Excerpts from an interface dataset:
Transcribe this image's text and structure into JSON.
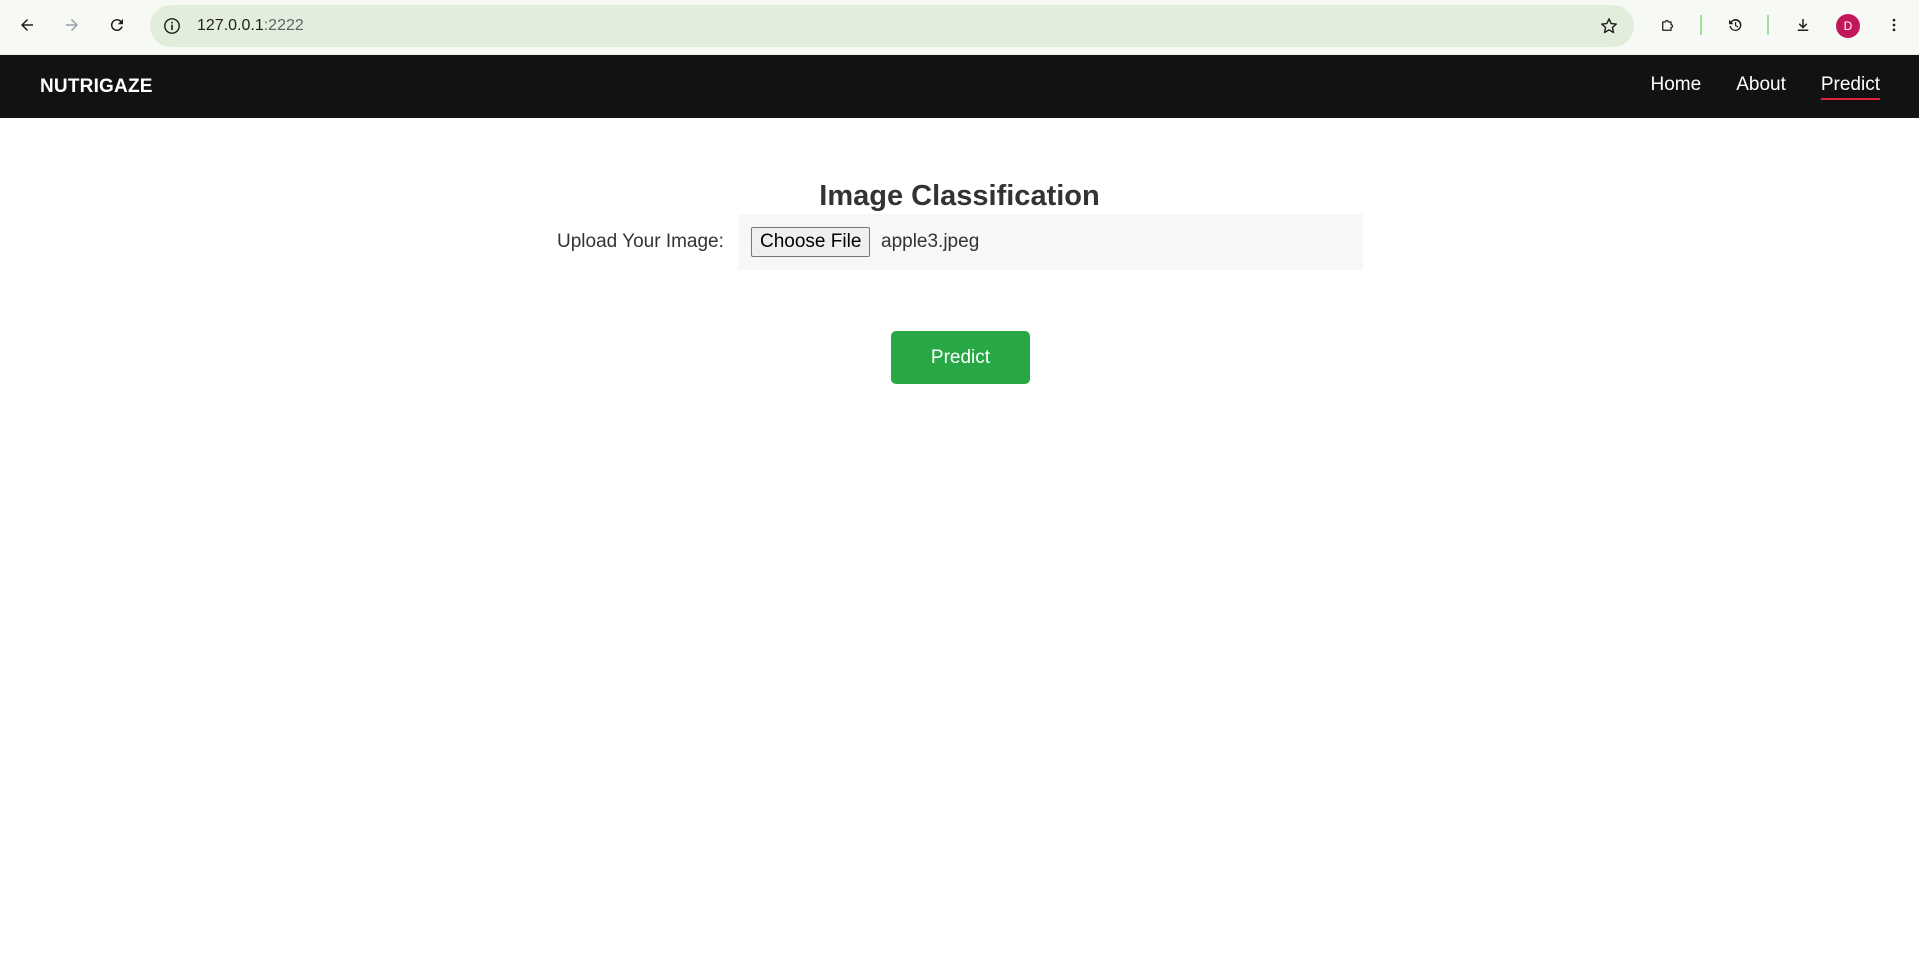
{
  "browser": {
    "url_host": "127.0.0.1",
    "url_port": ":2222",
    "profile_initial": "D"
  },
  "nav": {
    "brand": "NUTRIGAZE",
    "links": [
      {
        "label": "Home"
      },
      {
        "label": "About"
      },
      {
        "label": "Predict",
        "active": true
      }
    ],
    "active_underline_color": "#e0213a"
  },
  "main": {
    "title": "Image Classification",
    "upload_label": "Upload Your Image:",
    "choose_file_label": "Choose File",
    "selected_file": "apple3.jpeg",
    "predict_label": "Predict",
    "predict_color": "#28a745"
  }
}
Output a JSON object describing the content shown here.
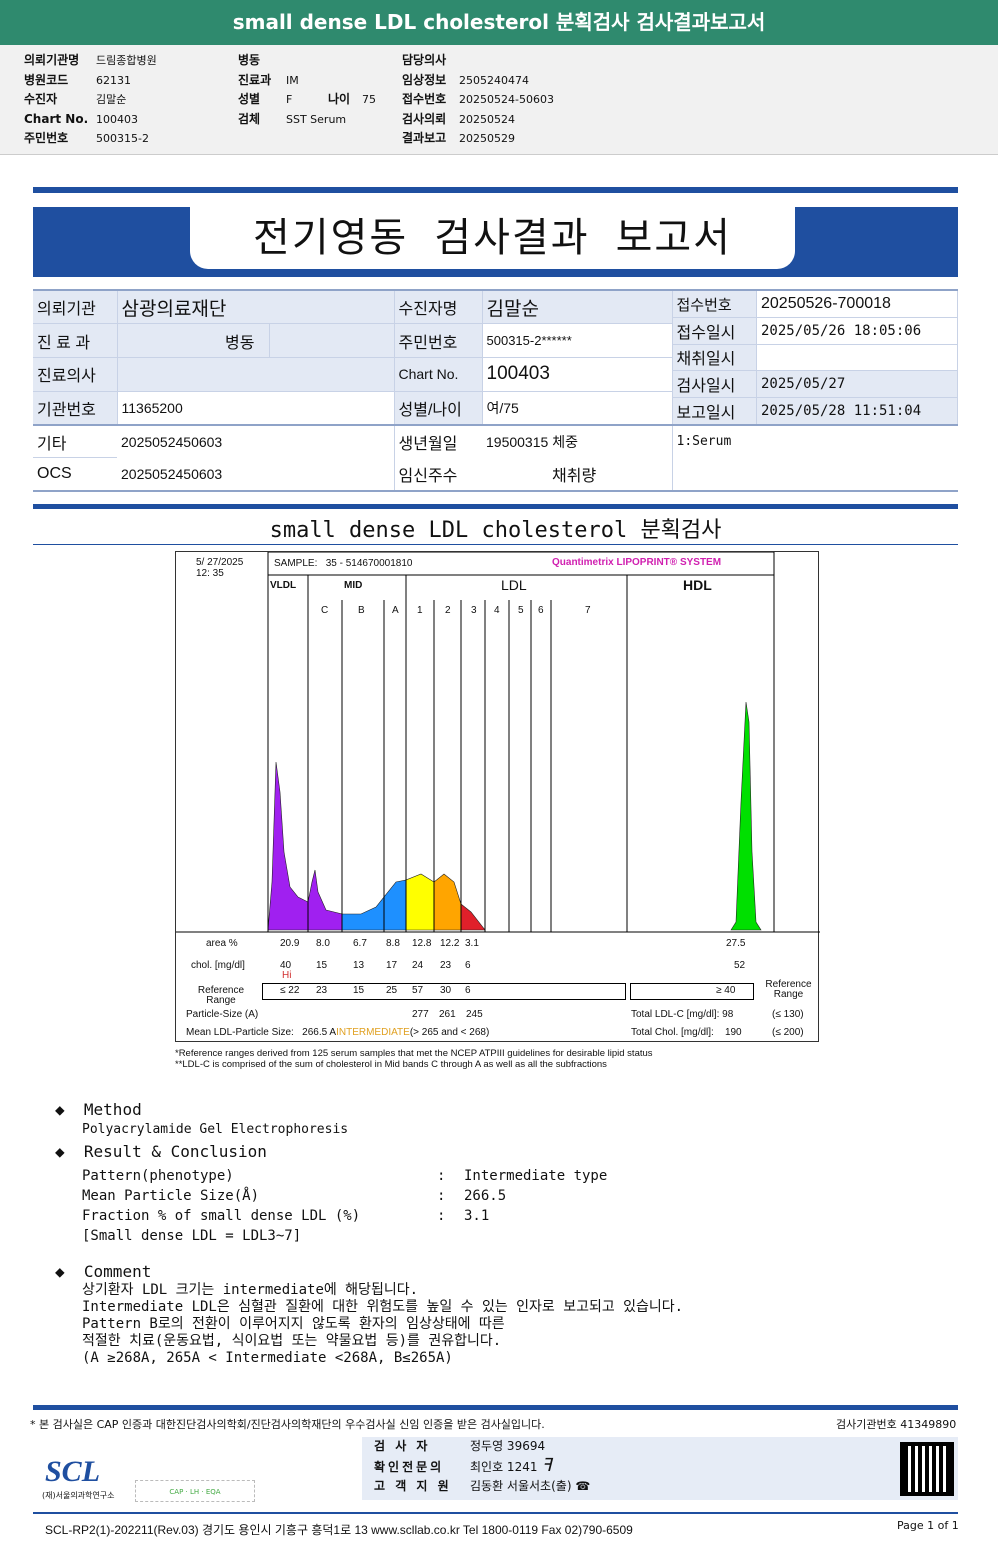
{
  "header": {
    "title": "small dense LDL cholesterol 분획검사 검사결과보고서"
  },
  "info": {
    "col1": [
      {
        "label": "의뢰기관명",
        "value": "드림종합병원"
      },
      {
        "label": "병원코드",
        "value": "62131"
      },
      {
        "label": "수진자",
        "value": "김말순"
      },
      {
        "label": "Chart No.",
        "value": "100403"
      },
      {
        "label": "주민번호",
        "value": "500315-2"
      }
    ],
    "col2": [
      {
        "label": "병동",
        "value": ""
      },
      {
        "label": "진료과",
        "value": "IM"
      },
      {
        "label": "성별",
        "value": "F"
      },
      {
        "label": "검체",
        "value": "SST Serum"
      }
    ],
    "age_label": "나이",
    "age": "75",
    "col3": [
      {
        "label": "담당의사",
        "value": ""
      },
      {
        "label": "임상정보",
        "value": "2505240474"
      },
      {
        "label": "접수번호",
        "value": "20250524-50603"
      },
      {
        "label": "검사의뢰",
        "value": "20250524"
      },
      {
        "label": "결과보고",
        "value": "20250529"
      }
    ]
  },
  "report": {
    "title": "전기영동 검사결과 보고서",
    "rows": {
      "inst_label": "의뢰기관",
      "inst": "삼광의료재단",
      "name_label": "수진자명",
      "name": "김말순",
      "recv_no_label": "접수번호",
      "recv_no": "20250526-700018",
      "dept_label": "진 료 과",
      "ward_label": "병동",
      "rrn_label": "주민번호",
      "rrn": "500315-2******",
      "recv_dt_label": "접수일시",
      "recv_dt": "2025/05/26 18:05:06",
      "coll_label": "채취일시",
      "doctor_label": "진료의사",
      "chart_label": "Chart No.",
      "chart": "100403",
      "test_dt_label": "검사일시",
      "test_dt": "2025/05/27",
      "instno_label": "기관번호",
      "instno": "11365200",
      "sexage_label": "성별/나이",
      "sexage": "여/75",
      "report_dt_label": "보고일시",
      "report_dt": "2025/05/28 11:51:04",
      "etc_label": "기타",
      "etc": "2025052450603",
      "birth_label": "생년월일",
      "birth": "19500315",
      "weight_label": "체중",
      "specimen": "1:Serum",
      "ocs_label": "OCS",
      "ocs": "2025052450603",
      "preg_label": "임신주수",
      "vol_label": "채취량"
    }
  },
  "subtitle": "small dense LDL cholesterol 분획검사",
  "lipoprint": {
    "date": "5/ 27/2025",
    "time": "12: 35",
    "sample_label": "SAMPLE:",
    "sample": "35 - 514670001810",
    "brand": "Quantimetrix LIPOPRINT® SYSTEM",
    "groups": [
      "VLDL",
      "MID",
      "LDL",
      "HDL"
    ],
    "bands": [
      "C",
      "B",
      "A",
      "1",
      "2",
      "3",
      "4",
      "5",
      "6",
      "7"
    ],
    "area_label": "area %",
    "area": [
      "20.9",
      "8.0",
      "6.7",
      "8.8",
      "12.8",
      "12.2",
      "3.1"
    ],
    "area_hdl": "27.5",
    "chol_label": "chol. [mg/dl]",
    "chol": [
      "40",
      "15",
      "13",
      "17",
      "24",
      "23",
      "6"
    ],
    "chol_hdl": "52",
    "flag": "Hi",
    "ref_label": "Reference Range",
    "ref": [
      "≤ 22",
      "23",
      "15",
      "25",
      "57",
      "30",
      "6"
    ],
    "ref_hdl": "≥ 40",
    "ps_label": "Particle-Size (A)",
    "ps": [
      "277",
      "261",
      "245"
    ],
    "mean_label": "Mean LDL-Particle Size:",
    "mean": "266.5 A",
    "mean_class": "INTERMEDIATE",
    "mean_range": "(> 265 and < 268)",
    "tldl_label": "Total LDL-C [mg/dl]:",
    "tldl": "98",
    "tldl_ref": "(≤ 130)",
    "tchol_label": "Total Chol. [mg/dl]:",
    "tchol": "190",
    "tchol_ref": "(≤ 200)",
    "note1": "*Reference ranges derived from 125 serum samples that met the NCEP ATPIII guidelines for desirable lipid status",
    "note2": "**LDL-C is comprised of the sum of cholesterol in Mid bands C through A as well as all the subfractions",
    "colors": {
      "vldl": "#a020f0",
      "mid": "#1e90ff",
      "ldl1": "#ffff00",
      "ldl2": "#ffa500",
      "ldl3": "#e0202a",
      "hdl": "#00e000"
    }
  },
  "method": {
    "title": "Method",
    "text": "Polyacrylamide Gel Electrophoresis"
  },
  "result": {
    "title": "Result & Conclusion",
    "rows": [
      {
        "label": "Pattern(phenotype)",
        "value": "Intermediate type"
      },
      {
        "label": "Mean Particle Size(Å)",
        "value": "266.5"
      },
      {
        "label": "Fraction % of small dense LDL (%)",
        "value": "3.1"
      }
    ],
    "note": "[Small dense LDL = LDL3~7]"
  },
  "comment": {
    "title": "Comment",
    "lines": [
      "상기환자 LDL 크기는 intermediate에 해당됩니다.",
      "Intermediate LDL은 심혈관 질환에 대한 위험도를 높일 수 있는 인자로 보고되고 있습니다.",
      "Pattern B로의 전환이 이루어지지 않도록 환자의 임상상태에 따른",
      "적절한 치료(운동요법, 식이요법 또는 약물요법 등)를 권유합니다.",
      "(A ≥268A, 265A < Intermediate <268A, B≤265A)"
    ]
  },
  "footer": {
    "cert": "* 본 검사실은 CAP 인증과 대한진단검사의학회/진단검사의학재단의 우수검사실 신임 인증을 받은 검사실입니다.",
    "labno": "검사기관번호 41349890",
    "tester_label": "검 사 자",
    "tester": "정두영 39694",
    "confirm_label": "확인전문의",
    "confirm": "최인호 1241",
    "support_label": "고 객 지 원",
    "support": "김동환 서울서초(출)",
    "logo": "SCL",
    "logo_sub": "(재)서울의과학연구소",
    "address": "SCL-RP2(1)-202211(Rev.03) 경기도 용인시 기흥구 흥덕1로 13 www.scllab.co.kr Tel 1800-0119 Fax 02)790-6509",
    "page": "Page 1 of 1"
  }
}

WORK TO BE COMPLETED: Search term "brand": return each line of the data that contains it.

RESPONSE AREA:
    "brand": "NUTRIGAZE",
    "brand": "Quantimetrix LIPOPRINT® SYSTEM",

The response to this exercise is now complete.